Davis, Miles; Troupe, Quincy (1990). Miles. Simon and Schuster. p. 206. ISBN 9780671725822.; also in Carner, Gary (1996). Carner, Gary. ed. The Miles Davis companion: four decades of commentary. Schirmer Books. p. 218. ISBN 9780028646121.
Davis was questioning the increasing length of John Coltrane solos, and Trane answered "I don't know how to stop."
Don't play what's there, play what's not there.
In SPIN (December 1990). p. 30, and in many other sources, but I can't find the original one.
A legend is an old man with a cane known for what he used to do. I'm still doing it.
On being called a legend.
Quoted in International Herald Tribune (17 July 1991); also in: Shapiro, Fred R., ed (2006). The Yale Book of Quotations. Yale University Press. p. 189. ISBN 9780300107982.
In Garment, Leonard (2001). Crazy Rhythm: From Brooklyn and Jazz to Nixon's White House, Watergate, and Beyond. Da Capo Press. p. 406. ISBN 9780786752270., Szwed, John (2012). So What: The Life of Miles Davis. Random House. ISBN 9781448106462., , and in many other books
It's that goddamned motherfucking 'Machine Gun.'
Charles R. Cross, Room Full of Mirrors: A Biography of Jimi Hendrix (2005), ISBN 1-4013-0028-6.
Davis' response when questioned on what he heard in the music of Jimi Hendrix.
He could very well be the Duke Ellington of Rock 'n' Roll.
In Werner, Craig Hansen (2006). A Change is Gonna Come: Music, Race & the Soul of America. University of Michigan Press. p. 53. ISBN 9780472031474. as: he can be the Duke Ellington of our times.
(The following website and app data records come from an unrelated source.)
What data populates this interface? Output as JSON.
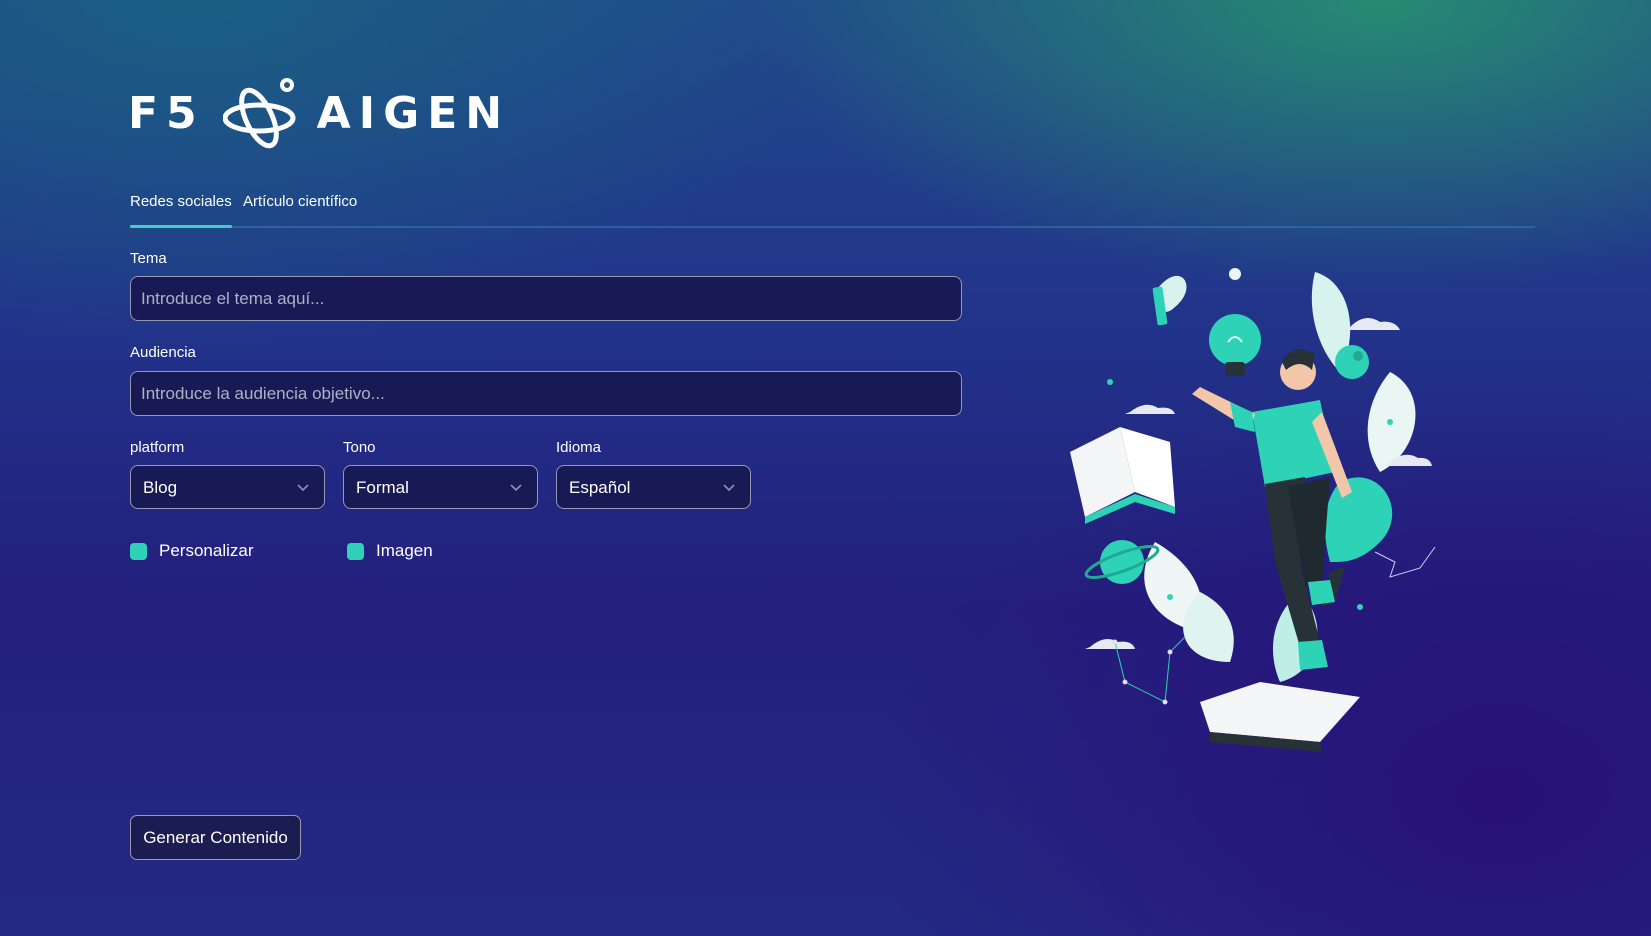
{
  "brand": {
    "left_text": "F5",
    "right_text": "AIGEN",
    "logo_icon": "atom-orbit-icon"
  },
  "tabs": [
    {
      "label": "Redes sociales",
      "active": true
    },
    {
      "label": "Artículo científico",
      "active": false
    }
  ],
  "form": {
    "tema": {
      "label": "Tema",
      "placeholder": "Introduce el tema aquí...",
      "value": ""
    },
    "audiencia": {
      "label": "Audiencia",
      "placeholder": "Introduce la audiencia objetivo...",
      "value": ""
    },
    "platform": {
      "label": "platform",
      "value": "Blog"
    },
    "tono": {
      "label": "Tono",
      "value": "Formal"
    },
    "idioma": {
      "label": "Idioma",
      "value": "Español"
    },
    "personalizar": {
      "label": "Personalizar",
      "checked": true
    },
    "imagen": {
      "label": "Imagen",
      "checked": true
    },
    "submit_label": "Generar Contenido"
  },
  "colors": {
    "accent": "#3fd0c4",
    "checkbox": "#2ed3b7",
    "input_bg": "#181a55"
  },
  "illustration": {
    "icon": "person-floating-ideas-illustration"
  }
}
And in Paul Maher, Michael K. Dorr, ed (2009). Miles on Miles: Interviews and Encounters with Miles Davis. Musicians in Their Own Words Series. Chicago Review Press. p. 262. ISBN 9781556527067. as: Do you know who Prince kinda reminds me of, particularly as a piano player? Duke! Yeah, he's the Duke Ellington of the eighties to my way of thinking.
(Bill Evans talking about Miles Davis's change of style to jazz fusion) I would like to hear more of the consummate melodic master, but I feel that big business and his record company have had a corrupting influence on his material. The rock and pop thing certainly draws a wider audience. It happens more and more these days, that unqualified people with executive positions try to tell musicians what is good and what is bad music. It’s tempting for the musican to prejudice his own views when recording opportunities are so infrequent but I for one am determined to resist the temptation.